he building will be constructed of poured-in-place concrete and have a footprint of approximately 2,500 square feet. The exterior will be clad with hardie-board siding and have windows so the building will somewhat resemble a residential home. Site landscaping will be suitable to re-establish any disrupted soil and trees to provide shade and generally beautify the facilities. The new facility will be located on the site of the current St. Mary Treatment Plant.
Note: Information on the Detailed Design will be made available soon.
Detail Design Costs
To view the Detail Design cost estimate (received February 23rd, 2015) for the new treatment plant please click here. Please keep in mind these are estimates. We do not expect to exceed them, and in fact hope that they will be reduced even more during the bidding process. It should be noted though that the falling dollar is effecting commodity prices. We continue to actively seek grant money and will be soliciting donations to reduce our borrowing costs. Reserve funds will also be used to lower the final borrowing amount.
Some Key Reasons for the Design Choice and Location
Design suits operational needs and maximizes cost-efficiency of daily operations
Provides operational flexibility with the ability to pre-treat water
Site configuration maximizes use of gravity
Situation on site maximizes site access and egress
Underground storage maximizes security of treated water
NSSWD owns the property and is currently withdrawing water from this location

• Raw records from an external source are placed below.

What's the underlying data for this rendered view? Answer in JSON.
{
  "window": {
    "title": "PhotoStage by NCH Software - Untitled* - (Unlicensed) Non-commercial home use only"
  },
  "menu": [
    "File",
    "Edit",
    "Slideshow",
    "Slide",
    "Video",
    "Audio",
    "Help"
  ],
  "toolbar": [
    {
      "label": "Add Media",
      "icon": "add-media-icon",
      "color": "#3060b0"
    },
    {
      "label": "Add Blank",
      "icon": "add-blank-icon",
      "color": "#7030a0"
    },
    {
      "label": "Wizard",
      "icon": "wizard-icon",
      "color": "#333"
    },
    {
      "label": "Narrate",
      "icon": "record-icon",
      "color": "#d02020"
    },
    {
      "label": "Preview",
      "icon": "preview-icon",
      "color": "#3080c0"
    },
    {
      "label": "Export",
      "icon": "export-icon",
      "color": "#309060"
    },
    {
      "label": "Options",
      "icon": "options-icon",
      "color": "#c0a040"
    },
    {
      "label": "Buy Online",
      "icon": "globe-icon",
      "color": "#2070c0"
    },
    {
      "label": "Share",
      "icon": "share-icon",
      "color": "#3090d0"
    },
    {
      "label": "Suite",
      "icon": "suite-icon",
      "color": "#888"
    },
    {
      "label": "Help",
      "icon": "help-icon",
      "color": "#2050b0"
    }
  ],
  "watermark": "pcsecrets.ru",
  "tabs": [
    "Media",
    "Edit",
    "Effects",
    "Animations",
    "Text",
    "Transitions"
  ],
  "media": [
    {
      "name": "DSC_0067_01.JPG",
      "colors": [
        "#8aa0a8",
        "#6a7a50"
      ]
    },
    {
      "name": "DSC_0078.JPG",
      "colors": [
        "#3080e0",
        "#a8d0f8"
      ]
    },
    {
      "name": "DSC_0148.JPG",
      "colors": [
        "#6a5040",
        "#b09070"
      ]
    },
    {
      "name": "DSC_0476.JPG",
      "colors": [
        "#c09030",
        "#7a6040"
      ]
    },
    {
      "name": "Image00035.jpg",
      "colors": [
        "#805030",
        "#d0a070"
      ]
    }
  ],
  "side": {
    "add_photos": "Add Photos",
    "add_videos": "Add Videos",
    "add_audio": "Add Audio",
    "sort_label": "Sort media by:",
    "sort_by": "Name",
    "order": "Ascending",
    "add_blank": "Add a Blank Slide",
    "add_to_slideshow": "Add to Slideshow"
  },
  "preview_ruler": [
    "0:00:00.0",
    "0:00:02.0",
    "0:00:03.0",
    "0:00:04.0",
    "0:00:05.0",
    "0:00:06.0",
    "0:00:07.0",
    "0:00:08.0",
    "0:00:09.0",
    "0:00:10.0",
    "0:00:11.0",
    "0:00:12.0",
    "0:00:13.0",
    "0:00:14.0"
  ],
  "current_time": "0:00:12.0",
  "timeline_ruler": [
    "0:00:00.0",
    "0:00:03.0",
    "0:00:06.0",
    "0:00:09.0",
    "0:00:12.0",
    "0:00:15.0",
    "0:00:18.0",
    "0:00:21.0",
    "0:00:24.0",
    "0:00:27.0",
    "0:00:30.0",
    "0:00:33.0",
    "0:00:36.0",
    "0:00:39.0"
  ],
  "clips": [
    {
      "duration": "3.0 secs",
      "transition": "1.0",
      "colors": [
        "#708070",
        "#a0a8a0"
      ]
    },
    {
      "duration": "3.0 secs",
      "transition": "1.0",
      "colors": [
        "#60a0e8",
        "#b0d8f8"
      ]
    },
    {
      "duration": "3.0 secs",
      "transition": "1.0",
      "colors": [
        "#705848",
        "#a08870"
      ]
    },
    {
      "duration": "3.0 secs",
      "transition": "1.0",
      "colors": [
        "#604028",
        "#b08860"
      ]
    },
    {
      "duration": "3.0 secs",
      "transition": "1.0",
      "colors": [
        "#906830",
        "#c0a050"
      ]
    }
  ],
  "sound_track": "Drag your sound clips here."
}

No major distribution system upgrades are required to bring the new plant online
Remote area with only a few homes in the vicinity
3-phase hydroelectric power already exists at the lot line
Area on site available for standby power generation and fuel storage
Building construction has a long life cycle and minimizes sound transfer